A parallel guideline development and formalization strategy to improve the quality of clinical practice guidelines

Int J Med Inform. 2009 Aug;78(8):513-20. doi: 10.1016/j.ijmedinf.2009.02.010. Epub 2009 Apr 17.


Purpose: Clinical practice guidelines often contain ambiguities, inconsistencies, and logical errors that hamper implementation of these guidelines in practice. As guideline formalization is useful to verify the logical structure, consistency, and completeness of guidelines, several authors have argued that the formalization of guidelines concurrent with their development may improve their quality. However, experiences with such a parallel guideline development and formalization approach have not yet been reported. The goal of this study was to develop such a strategy and evaluate its application in practice.

Methods: Existing methodologies for guideline development and guideline formalization were analyzed and used as a basis to develop a strategy in which guideline formalization is performed concurrently with guideline development. The developed strategy was applied in the development of a clinical practice guideline for cardiac rehabilitation.

Results: A parallel guideline development and formalization strategy was developed that intertwines the processes of guideline development and guideline formalization. Central assets are early involvement of guideline formalization specialists and formalization tools, cooperation between guideline authors and guideline formalization specialists in the development of clinical algorithms, access to domain knowledge when formalization identifies inconsistencies or omissions, and formal verification of the guideline model prior to guideline dissemination.
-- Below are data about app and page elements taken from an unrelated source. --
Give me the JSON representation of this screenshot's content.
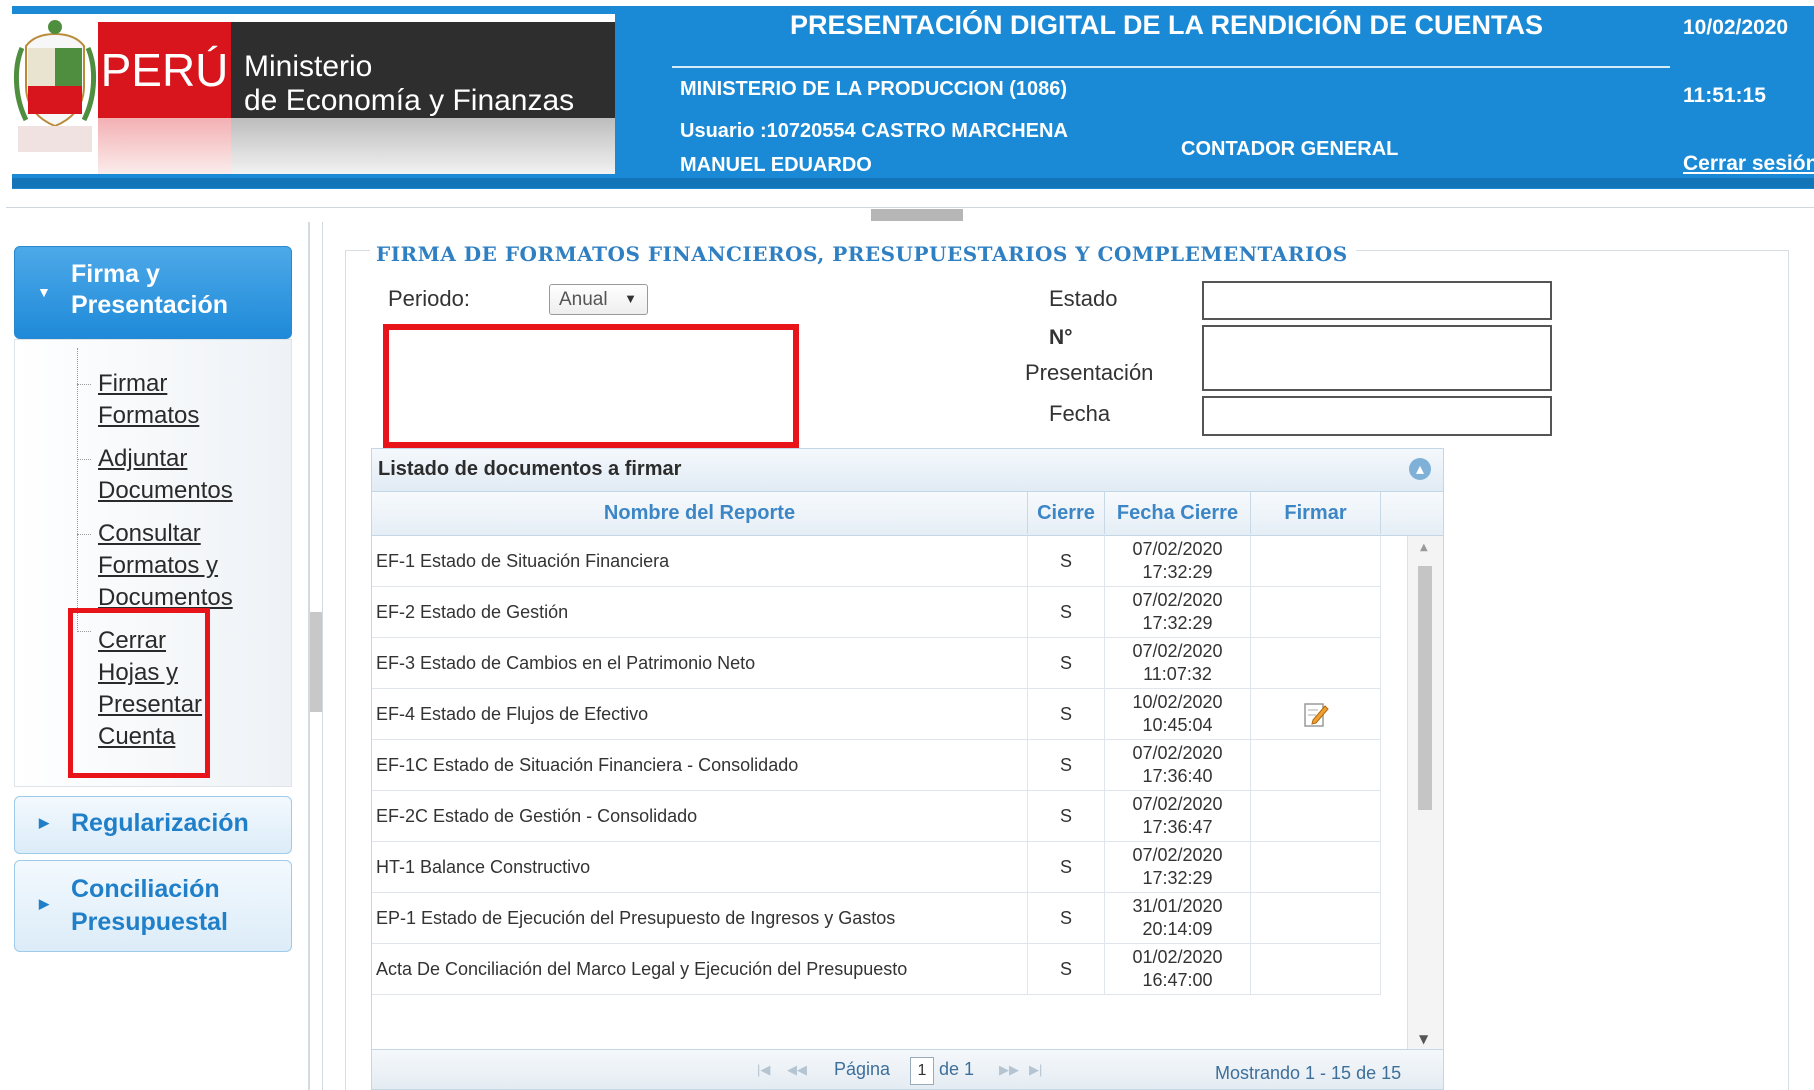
{
  "header": {
    "brand_peru": "PERÚ",
    "brand_ministry_line1": "Ministerio",
    "brand_ministry_line2": "de Economía y Finanzas",
    "app_title": "PRESENTACIÓN DIGITAL DE LA RENDICIÓN DE CUENTAS",
    "date": "10/02/2020",
    "time": "11:51:15",
    "logout": "Cerrar sesión",
    "entity": "MINISTERIO DE LA PRODUCCION (1086)",
    "user_line1": "Usuario :10720554 CASTRO MARCHENA",
    "user_line2": "MANUEL EDUARDO",
    "role": "CONTADOR GENERAL",
    "colors": {
      "header_bg": "#1a8ad6",
      "peru_red": "#d8141c",
      "ministry_dark": "#2e2e2e"
    }
  },
  "sidebar": {
    "sections": [
      {
        "label_line1": "Firma y",
        "label_line2": "Presentación",
        "expanded": true
      },
      {
        "label_line1": "Regularización",
        "expanded": false
      },
      {
        "label_line1": "Conciliación",
        "label_line2": "Presupuestal",
        "expanded": false
      }
    ],
    "items": [
      {
        "lines": [
          "Firmar",
          "Formatos"
        ]
      },
      {
        "lines": [
          "Adjuntar",
          "Documentos"
        ]
      },
      {
        "lines": [
          "Consultar",
          "Formatos y",
          "Documentos"
        ]
      },
      {
        "lines": [
          "Cerrar",
          "Hojas y",
          "Presentar",
          "Cuenta"
        ]
      }
    ],
    "highlight_color": "#e8141a"
  },
  "main": {
    "section_title": "FIRMA DE FORMATOS FINANCIEROS, PRESUPUESTARIOS Y COMPLEMENTARIOS",
    "form": {
      "periodo_label": "Periodo:",
      "periodo_value": "Anual",
      "estado_label": "Estado",
      "nro_label": "N°",
      "presentacion_label": "Presentación",
      "fecha_label": "Fecha",
      "estado_value": "",
      "nro_value": "",
      "fecha_value": ""
    },
    "grid": {
      "caption": "Listado de documentos a firmar",
      "columns": [
        "Nombre del Reporte",
        "Cierre",
        "Fecha Cierre",
        "Firmar"
      ],
      "rows": [
        {
          "nombre": "EF-1 Estado de Situación Financiera",
          "cierre": "S",
          "fecha": "07/02/2020",
          "hora": "17:32:29",
          "firmar": false
        },
        {
          "nombre": "EF-2 Estado de Gestión",
          "cierre": "S",
          "fecha": "07/02/2020",
          "hora": "17:32:29",
          "firmar": false
        },
        {
          "nombre": "EF-3 Estado de Cambios en el Patrimonio Neto",
          "cierre": "S",
          "fecha": "07/02/2020",
          "hora": "11:07:32",
          "firmar": false
        },
        {
          "nombre": "EF-4 Estado de Flujos de Efectivo",
          "cierre": "S",
          "fecha": "10/02/2020",
          "hora": "10:45:04",
          "firmar": true
        },
        {
          "nombre": "EF-1C Estado de Situación Financiera - Consolidado",
          "cierre": "S",
          "fecha": "07/02/2020",
          "hora": "17:36:40",
          "firmar": false
        },
        {
          "nombre": "EF-2C Estado de Gestión - Consolidado",
          "cierre": "S",
          "fecha": "07/02/2020",
          "hora": "17:36:47",
          "firmar": false
        },
        {
          "nombre": "HT-1 Balance Constructivo",
          "cierre": "S",
          "fecha": "07/02/2020",
          "hora": "17:32:29",
          "firmar": false
        },
        {
          "nombre": "EP-1 Estado de Ejecución del Presupuesto de Ingresos y Gastos",
          "cierre": "S",
          "fecha": "31/01/2020",
          "hora": "20:14:09",
          "firmar": false
        },
        {
          "nombre": "Acta De Conciliación del Marco Legal y Ejecución del Presupuesto",
          "cierre": "S",
          "fecha": "01/02/2020",
          "hora": "16:47:00",
          "firmar": false
        }
      ],
      "pager": {
        "page_label": "Página",
        "page_value": "1",
        "of_label": "de 1",
        "summary": "Mostrando 1 - 15 de 15"
      }
    }
  }
}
This strategy was applied in the development of a guideline for cardiac rehabilitation and helped to identify several vague and inconsistent recommendations and impracticabilities in the narrative guidelines that could be resolved before publication. In addition, the strategy ensured consistency between the narrative and formalized guideline.

Conclusions: Based on our experience, formalizing a guideline concurrent with its development is feasible in practice and we recommend applying such a strategy as it can be beneficial to the quality of and consistency between the guideline's narrative and formalized version.

Publication types

  • Research Support, Non-U.S. Gov't

MeSH terms

  • Cardiac Rehabilitation
  • Decision Support Systems, Clinical
  • Humans
  • Practice Guidelines as Topic*
  • Quality of Health Care*